## TASK TO CARRY OUT
In the entries below, count every line containing "this". Reply with the number alone.

(EXTRACTED ENTRIES)

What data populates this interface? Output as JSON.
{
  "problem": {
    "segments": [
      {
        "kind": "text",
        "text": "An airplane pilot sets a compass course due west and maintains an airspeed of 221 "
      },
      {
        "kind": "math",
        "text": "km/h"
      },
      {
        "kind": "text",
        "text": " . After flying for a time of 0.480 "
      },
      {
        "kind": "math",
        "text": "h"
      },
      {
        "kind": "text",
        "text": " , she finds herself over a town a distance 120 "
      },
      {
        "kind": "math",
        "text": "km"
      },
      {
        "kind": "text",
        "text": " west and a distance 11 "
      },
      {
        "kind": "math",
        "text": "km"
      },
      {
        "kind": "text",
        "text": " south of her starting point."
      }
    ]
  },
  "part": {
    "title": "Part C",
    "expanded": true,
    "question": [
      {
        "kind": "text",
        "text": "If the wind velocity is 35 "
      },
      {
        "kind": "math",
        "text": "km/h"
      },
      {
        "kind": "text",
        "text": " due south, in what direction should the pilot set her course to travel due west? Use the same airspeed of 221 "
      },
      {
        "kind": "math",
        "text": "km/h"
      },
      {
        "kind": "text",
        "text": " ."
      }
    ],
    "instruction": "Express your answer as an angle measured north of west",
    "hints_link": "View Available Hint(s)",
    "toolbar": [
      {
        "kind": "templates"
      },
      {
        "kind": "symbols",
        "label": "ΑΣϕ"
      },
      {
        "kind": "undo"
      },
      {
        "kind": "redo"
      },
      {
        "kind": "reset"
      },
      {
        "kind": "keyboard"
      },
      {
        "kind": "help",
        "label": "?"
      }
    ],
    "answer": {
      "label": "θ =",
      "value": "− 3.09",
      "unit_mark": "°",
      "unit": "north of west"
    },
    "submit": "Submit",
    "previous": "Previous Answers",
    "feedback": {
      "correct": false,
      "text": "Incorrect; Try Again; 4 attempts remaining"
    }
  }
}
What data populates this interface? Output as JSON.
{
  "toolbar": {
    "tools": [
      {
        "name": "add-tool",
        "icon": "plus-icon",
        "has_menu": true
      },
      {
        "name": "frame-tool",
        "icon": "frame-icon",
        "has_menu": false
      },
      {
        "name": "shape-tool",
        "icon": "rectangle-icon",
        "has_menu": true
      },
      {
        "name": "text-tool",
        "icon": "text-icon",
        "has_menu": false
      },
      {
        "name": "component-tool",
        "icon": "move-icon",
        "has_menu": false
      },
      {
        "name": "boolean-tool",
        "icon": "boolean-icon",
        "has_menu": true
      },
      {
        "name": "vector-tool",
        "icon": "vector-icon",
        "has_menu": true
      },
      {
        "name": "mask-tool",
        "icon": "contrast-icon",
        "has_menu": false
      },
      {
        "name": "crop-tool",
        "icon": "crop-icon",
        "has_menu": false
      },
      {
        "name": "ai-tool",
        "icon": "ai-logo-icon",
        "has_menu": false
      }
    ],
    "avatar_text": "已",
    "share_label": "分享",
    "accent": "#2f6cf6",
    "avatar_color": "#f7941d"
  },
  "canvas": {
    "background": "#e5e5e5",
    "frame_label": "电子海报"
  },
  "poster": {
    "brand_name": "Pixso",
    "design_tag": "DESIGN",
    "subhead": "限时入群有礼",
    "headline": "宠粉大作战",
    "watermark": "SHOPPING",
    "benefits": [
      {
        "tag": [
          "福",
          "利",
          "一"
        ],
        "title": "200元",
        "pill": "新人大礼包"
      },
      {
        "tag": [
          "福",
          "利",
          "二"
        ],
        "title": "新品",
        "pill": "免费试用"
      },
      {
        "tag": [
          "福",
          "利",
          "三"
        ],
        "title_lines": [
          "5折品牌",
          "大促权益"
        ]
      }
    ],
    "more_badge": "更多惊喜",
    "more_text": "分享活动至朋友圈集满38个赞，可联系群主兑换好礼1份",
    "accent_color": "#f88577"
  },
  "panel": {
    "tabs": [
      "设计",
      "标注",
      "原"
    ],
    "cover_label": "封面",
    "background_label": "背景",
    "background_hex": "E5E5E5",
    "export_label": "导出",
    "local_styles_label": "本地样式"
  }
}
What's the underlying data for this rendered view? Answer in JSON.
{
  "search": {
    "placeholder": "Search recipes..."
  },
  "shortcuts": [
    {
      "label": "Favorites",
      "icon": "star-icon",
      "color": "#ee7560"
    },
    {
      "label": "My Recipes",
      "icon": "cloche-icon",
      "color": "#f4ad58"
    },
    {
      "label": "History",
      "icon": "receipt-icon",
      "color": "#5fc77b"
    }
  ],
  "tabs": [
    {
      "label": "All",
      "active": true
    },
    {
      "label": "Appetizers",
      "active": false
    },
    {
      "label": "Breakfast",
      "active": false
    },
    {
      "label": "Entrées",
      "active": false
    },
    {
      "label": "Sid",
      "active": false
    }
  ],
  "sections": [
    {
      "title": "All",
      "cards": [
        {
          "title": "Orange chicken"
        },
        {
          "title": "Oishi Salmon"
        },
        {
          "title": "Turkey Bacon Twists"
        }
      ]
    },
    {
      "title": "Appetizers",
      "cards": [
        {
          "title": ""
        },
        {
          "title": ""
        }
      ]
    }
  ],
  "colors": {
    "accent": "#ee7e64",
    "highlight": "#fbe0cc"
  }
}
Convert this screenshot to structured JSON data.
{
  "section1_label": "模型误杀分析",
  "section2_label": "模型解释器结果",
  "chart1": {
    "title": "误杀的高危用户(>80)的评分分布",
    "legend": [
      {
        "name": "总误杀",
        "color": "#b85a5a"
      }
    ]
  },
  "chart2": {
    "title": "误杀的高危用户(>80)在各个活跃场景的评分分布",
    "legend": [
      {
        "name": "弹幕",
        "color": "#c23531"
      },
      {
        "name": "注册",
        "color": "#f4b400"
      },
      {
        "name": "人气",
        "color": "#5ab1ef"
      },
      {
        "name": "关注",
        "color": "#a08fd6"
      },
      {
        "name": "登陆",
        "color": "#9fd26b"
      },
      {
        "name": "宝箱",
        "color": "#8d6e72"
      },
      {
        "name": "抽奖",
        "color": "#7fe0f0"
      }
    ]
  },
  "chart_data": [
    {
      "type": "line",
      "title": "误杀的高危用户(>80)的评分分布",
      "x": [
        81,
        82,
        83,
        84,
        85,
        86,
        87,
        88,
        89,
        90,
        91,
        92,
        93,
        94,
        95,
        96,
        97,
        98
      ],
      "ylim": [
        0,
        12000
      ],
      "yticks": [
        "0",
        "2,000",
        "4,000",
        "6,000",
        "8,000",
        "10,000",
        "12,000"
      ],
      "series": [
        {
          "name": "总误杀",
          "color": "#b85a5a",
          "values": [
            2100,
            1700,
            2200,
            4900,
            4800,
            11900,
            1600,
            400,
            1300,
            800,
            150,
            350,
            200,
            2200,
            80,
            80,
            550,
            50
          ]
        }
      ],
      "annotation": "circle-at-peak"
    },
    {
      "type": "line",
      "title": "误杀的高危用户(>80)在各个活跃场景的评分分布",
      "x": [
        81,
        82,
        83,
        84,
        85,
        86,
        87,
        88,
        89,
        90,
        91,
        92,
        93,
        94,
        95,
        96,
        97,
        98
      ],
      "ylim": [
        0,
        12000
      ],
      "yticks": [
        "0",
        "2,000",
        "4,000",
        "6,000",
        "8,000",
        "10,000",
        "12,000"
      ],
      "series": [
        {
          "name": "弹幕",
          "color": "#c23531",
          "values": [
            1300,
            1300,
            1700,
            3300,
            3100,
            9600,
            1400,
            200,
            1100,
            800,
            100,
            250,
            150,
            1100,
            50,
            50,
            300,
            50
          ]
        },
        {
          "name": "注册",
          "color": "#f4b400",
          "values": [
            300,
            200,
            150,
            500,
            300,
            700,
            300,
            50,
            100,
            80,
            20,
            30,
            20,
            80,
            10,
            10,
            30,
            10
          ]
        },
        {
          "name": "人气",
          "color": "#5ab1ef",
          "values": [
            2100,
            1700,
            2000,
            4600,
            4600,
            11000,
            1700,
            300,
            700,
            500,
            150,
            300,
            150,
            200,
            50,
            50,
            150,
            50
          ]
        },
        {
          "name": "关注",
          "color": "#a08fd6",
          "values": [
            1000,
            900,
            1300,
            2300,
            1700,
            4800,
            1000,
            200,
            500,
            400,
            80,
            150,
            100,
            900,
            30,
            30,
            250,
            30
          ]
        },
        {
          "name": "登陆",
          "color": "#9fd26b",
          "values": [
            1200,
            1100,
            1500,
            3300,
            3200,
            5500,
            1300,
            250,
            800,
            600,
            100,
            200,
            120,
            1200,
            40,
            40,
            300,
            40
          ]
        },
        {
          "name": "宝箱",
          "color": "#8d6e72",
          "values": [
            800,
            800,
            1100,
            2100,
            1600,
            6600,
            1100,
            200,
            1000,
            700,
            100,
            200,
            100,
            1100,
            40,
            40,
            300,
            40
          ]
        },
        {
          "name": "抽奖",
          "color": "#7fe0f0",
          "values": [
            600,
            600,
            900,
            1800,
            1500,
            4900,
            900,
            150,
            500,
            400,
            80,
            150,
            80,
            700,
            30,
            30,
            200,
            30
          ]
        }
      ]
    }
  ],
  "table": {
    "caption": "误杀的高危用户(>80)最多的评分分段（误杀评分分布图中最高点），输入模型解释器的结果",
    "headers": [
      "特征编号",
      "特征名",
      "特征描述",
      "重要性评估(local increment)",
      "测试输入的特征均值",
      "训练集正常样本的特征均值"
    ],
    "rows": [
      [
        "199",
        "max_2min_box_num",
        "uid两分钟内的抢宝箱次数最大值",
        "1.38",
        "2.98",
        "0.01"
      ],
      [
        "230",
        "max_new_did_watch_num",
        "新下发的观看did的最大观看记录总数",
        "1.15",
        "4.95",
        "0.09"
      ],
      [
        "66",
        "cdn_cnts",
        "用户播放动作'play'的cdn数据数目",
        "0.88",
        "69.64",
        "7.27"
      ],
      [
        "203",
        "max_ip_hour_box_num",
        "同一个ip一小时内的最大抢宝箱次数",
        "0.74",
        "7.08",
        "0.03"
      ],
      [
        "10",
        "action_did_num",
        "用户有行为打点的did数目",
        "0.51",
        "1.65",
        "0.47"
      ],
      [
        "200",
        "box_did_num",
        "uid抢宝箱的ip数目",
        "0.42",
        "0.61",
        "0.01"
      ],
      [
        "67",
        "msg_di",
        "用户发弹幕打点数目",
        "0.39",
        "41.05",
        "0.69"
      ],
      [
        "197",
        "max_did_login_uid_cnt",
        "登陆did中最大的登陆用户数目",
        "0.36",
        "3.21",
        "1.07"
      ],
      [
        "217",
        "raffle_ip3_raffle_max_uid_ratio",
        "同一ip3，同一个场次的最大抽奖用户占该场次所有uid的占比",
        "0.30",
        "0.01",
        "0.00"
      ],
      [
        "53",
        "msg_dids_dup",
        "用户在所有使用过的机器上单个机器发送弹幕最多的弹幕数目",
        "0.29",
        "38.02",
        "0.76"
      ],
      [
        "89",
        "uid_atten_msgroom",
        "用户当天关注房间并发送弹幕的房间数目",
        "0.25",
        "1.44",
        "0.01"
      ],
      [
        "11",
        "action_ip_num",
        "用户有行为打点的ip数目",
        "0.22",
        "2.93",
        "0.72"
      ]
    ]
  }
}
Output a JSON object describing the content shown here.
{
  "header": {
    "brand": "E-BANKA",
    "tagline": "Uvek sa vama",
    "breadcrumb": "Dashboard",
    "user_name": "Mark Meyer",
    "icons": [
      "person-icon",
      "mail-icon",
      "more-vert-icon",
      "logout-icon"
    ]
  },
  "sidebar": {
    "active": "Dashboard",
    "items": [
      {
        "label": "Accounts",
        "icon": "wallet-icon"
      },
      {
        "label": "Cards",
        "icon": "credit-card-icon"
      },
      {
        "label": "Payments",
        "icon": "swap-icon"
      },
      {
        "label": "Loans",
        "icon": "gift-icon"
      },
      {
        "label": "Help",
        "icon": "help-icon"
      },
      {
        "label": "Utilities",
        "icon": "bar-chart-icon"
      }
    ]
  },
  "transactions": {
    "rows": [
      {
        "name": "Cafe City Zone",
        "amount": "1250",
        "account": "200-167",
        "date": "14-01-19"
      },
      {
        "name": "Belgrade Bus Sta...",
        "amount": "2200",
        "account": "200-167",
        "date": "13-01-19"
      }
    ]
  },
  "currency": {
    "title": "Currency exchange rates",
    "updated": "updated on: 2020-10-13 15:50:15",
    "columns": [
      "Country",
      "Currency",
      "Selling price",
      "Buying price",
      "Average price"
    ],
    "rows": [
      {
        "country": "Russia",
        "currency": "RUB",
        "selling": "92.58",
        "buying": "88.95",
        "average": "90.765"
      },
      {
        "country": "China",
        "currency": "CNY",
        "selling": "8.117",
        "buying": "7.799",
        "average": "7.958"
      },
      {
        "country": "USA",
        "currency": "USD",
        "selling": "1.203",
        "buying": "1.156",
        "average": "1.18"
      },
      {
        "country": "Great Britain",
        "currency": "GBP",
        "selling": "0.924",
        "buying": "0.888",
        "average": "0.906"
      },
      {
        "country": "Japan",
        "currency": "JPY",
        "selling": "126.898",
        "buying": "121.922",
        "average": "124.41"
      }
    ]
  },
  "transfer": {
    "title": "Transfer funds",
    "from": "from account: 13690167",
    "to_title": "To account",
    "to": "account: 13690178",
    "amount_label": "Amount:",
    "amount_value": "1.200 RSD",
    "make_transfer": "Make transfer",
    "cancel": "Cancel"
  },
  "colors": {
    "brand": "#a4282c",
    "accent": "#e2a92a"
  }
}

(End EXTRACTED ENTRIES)

## ANSWER SECTION
4